Late last year, The Center for Community Solutions released fact sheets on the Status of Women for each of Ohio’s 88 counties that include a cross section of indicators about women including health, economic, civic and education levels. Modeled after a national report on the Status of Women, by the Institute for Women’s Policy Research, in which Ohio received a C-, our reports provide insight into how Ohio’s women fare at the county level and hopefully will inspire work to improve one or more of the metrics.
Pregnancies timed too close to previous births are linked to premature births
In the fact sheets, we included the following health indicators:
- Access to a Community Health Center
- Insurance status and type
- Age-adjusted chronic disease death rate
- Preterm births
- Teen births
- Late-stage cervical cancer diagnosis
Other health-related indicators we pursued were maternal mortality, behavioral health, family planning access and domestic violence.
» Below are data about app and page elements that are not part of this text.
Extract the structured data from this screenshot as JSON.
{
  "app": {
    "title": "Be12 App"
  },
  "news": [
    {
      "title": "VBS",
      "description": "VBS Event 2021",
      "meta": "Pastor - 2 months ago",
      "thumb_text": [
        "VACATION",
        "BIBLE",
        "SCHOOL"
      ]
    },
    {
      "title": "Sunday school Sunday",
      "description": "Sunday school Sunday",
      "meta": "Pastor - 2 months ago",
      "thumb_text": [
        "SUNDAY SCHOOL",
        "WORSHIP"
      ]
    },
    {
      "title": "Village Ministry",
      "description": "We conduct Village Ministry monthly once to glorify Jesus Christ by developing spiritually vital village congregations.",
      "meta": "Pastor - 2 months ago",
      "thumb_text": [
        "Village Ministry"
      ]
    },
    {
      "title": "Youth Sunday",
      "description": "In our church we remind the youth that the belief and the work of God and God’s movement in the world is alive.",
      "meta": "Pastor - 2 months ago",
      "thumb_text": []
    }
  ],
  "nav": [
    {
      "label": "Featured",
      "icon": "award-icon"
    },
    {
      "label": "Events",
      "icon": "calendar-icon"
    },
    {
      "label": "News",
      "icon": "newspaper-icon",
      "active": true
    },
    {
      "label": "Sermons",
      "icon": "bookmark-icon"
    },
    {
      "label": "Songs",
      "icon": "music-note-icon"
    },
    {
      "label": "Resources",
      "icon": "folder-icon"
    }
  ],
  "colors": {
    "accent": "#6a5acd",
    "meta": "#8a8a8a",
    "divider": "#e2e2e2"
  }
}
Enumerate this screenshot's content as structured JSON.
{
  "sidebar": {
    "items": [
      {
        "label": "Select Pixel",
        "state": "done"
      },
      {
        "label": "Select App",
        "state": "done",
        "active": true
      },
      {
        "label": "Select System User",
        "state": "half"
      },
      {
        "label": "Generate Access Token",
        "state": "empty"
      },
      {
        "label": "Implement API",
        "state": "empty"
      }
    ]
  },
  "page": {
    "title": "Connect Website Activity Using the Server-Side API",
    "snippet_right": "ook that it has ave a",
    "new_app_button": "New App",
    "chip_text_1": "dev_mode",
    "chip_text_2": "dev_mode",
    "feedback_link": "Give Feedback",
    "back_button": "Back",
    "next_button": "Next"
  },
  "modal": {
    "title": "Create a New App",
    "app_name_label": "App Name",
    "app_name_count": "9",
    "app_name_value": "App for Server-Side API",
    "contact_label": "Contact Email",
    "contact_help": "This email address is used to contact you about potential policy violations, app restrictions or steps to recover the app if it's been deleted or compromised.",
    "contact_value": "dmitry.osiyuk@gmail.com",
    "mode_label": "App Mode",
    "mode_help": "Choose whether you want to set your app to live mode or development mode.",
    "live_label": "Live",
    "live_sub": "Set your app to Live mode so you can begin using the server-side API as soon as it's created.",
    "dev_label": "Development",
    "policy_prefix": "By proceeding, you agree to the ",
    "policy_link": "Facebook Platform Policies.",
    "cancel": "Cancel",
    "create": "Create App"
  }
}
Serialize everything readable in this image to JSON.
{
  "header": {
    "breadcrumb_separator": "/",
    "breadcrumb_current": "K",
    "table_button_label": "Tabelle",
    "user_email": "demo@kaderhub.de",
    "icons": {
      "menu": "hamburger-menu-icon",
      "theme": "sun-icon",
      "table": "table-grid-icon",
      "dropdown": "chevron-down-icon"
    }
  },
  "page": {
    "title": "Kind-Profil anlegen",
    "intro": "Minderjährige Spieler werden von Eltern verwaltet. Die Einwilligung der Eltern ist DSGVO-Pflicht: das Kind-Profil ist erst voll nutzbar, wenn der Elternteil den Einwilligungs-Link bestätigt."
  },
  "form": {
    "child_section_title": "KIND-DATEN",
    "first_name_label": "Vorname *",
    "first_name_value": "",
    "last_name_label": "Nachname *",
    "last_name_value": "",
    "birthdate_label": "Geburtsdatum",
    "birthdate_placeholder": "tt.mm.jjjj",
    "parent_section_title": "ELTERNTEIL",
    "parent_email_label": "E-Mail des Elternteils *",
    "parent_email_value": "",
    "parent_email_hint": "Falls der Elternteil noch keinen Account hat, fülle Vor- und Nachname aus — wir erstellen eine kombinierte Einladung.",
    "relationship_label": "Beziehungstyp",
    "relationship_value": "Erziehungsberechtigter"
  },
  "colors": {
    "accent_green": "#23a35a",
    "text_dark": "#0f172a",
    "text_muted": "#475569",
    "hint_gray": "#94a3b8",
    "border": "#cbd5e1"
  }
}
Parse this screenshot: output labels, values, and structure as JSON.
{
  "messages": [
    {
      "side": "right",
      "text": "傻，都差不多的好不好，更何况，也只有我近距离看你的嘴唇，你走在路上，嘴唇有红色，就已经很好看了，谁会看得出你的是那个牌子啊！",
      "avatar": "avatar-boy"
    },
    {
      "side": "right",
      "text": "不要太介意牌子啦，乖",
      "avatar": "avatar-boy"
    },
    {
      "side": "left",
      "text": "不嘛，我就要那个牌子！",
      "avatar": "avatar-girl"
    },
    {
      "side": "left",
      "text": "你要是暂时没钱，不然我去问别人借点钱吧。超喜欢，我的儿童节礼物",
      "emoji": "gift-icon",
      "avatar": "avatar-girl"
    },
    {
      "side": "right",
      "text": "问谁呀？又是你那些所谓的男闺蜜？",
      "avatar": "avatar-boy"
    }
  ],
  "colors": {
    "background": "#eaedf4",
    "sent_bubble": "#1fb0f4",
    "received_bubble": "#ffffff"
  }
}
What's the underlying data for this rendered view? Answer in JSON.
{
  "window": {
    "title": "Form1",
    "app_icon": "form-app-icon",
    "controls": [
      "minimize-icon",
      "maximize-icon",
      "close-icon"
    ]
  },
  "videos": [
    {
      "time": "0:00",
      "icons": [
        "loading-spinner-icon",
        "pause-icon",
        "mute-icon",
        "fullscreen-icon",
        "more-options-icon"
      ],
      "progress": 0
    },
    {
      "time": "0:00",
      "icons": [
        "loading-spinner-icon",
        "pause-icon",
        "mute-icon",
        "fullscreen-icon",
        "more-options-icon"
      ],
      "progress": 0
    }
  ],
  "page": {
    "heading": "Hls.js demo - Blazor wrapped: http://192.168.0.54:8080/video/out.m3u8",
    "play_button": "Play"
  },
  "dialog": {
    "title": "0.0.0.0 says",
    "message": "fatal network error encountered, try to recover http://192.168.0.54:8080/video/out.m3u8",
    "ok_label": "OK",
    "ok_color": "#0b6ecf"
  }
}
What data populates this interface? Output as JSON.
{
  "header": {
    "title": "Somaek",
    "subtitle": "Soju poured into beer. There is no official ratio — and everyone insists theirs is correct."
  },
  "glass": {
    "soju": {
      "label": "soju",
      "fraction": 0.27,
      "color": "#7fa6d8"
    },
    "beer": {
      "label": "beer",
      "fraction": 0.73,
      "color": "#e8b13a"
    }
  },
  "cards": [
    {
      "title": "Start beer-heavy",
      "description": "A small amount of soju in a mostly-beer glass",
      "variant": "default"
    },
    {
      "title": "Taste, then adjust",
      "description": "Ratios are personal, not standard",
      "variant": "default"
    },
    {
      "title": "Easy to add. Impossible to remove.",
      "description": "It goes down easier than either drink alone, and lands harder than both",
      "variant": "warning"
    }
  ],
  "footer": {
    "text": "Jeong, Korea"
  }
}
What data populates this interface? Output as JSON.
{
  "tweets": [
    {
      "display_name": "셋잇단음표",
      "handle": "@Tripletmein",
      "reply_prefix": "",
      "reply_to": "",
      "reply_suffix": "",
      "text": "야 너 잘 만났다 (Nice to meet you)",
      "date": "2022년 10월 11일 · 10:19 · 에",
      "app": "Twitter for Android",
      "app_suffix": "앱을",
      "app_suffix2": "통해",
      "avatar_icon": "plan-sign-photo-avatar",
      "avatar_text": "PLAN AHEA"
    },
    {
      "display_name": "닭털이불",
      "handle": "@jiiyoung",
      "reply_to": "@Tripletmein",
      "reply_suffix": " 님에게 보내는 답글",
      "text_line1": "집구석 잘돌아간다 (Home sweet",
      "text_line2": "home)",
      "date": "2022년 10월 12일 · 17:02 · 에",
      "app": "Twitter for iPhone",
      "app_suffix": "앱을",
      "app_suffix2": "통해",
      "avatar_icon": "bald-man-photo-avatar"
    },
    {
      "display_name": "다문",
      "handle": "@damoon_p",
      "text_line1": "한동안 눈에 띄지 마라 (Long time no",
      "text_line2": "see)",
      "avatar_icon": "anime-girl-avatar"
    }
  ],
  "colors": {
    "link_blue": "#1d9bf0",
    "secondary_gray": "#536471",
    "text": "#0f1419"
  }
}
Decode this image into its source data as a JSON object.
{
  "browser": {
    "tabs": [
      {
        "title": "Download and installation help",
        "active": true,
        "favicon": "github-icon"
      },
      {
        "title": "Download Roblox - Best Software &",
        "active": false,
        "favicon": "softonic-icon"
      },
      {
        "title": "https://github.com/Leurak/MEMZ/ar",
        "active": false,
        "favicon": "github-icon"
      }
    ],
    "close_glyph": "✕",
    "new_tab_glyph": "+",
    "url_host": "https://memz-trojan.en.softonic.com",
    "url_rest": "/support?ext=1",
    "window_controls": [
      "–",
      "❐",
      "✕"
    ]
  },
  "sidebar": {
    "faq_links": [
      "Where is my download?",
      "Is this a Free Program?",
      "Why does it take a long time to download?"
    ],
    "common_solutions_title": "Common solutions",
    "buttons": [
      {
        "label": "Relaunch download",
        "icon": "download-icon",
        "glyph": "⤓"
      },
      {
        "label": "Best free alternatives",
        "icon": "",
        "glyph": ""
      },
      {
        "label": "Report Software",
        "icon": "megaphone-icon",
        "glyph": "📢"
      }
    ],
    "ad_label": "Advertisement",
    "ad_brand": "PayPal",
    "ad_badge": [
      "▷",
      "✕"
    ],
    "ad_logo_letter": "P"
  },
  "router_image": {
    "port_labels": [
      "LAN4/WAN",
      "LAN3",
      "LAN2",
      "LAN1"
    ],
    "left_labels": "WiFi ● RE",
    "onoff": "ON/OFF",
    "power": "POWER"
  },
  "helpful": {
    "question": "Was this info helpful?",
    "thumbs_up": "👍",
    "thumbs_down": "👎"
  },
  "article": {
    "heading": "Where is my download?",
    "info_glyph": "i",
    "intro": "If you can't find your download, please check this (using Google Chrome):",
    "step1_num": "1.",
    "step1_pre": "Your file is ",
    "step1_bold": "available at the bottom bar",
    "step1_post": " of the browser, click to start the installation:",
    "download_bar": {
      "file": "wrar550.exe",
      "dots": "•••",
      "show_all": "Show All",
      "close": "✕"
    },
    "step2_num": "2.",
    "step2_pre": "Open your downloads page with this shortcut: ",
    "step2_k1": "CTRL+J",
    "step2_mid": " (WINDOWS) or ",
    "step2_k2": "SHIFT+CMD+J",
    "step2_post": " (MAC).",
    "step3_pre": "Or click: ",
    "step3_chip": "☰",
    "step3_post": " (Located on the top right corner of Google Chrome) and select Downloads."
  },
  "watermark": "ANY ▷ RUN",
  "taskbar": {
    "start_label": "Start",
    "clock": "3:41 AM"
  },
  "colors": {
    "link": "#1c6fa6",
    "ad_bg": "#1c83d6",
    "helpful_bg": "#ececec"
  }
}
Since the release, we have received data on family planning access, interpregnancy interval, and maternal mortality by county. This piece will discuss interpregnancy interval more commonly known as birth spacing.
Tied closely to our January piece on family planning services access, birth spacing is an important, and not often discussed, driver of maternal and infant health outcomes.
Pregnancies timed too close to previous births are linked to premature births – the largest independent driver of infant mortality and health issues among infants. Closely spaced pregnancies can also pose a risk for complications that may impact maternal health. Adequate birth spacing is defined as 18 months or more, from a birth to the next pregnancy. The timing ensures maternal recovery to support the next pregnancy.
Birth spacing has become a central feature of maternal and infant health initiatives and social marketing campaigns across the state, to inform women and their caregivers of the importance of ‘safe spacing’ and health care in between pregnancies.
Birth spacing is an important, and not often discussed, driver of maternal and infant health outcomes.
The Ohio Department of Health maintains data on birth spacing, known as interpregnancy interval (IPI), using vital records reports.
Among the 69,872 births in Ohio in 2018 for which IPI can be calculated, 44,263 or 63.3 percent had an IPI of 18 months or more.* Births among Asian American Ohioans were the most likely to have an IPI of 18 months or more (75.6 percent) and births among non-Hispanic White Ohioans were the least likely to have an IPI of 18 months or more (62.4 percent).
|Percent of Second or Higher Order Births with an Interpregnancy Interval* (IPI) ≥ 18 Months by Race/Ethnicity, Ohio, 2018
|Number of Births**
|Number of Births with ≥ 18 months IPI
|Percent of Births with ≥ 18 months IPI
|Other or Unknown
|Data Source: Ohio Department of Health, Bureau of Vital Statitics
|Compiled by Andrea Arendt
|* Interpregnancy interval (IPI) is the time between the birth of one infant and conception of the next.
|** Number of births refer to the the number of births in which IPI can be calculated. It excludes first order births, multiple gestations, and births where the last pregnancy did not end in a live birth. Additionally, birth records that have missing data for date of last live birth and/or gestational age are excluded.
Mercer, Vinton and Wayne counties had the lowest percentage of eligible births with an IPI of 18 months or greater, only about half. Athens and Lawrence counties had the highest proportion of eligible births with an IPI equal to or greater than 18 months, close to 70 percent.
Cuyahoga County has a rate above the state average, at 66.3 percent and when broken down by race and ethnicity mirrors women across the state. Asian American residents have the highest percentage of births with an IPI of 18 months or more – 74 percent. Non-Hispanic White women have the lowest percentage of birth with adequate birth spacing – 63 percent.
Nationally, approximately 67 percent of pregnancies have an IPI of 18 months or more and the proportion is higher among Hispanic women and non-Hispanic White women compared to non-Hispanic Black women.
This data was provided by the Ohio Department of Health. The Department is not responsibility for any analyses, interpretations or conclusions.
Contact: Andrea Arendt, Andrea.Arendt@odh.ohio.gov